(SUPPLIED ENTRIES Opens)
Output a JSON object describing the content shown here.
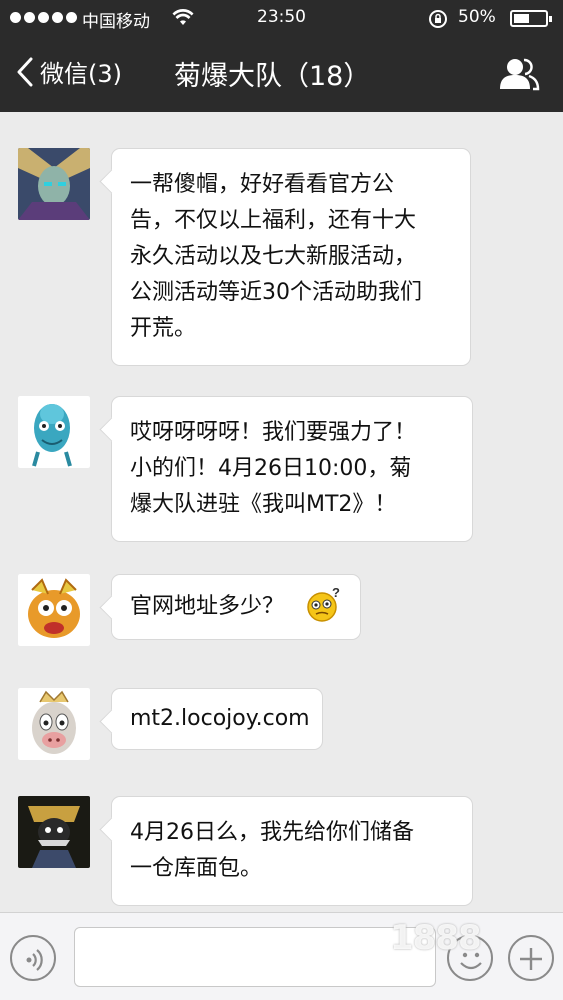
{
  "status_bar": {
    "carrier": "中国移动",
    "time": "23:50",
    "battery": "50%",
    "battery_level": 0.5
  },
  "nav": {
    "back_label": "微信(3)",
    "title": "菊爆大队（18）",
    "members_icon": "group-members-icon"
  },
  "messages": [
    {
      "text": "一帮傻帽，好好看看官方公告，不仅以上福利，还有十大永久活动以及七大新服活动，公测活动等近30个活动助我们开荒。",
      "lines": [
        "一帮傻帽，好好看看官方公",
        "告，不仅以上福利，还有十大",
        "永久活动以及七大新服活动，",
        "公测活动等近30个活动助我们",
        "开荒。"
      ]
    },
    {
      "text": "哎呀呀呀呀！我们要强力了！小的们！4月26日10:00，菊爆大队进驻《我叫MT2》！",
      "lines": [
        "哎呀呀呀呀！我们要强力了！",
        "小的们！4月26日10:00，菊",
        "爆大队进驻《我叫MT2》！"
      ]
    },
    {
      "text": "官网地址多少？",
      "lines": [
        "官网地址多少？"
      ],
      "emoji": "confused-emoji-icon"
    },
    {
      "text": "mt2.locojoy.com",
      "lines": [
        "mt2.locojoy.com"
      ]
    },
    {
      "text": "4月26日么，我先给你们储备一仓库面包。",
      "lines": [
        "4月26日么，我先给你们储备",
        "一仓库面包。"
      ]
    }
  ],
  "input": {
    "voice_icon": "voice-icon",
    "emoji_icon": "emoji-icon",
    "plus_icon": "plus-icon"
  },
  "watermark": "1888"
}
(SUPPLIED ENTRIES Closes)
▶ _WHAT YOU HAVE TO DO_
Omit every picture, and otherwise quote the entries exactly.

▶ _WRITTEN REPLY_
Output a JSON object describing the content shown here.
{
  "status_bar": {
    "carrier": "中国移动",
    "time": "23:50",
    "battery": "50%",
    "battery_level": 0.5
  },
  "nav": {
    "back_label": "微信(3)",
    "title": "菊爆大队（18）",
    "members_icon": "group-members-icon"
  },
  "messages": [
    {
      "text": "一帮傻帽，好好看看官方公告，不仅以上福利，还有十大永久活动以及七大新服活动，公测活动等近30个活动助我们开荒。",
      "lines": [
        "一帮傻帽，好好看看官方公",
        "告，不仅以上福利，还有十大",
        "永久活动以及七大新服活动，",
        "公测活动等近30个活动助我们",
        "开荒。"
      ]
    },
    {
      "text": "哎呀呀呀呀！我们要强力了！小的们！4月26日10:00，菊爆大队进驻《我叫MT2》！",
      "lines": [
        "哎呀呀呀呀！我们要强力了！",
        "小的们！4月26日10:00，菊",
        "爆大队进驻《我叫MT2》！"
      ]
    },
    {
      "text": "官网地址多少？",
      "lines": [
        "官网地址多少？"
      ],
      "emoji": "confused-emoji-icon"
    },
    {
      "text": "mt2.locojoy.com",
      "lines": [
        "mt2.locojoy.com"
      ]
    },
    {
      "text": "4月26日么，我先给你们储备一仓库面包。",
      "lines": [
        "4月26日么，我先给你们储备",
        "一仓库面包。"
      ]
    }
  ],
  "input": {
    "voice_icon": "voice-icon",
    "emoji_icon": "emoji-icon",
    "plus_icon": "plus-icon"
  },
  "watermark": "1888"
}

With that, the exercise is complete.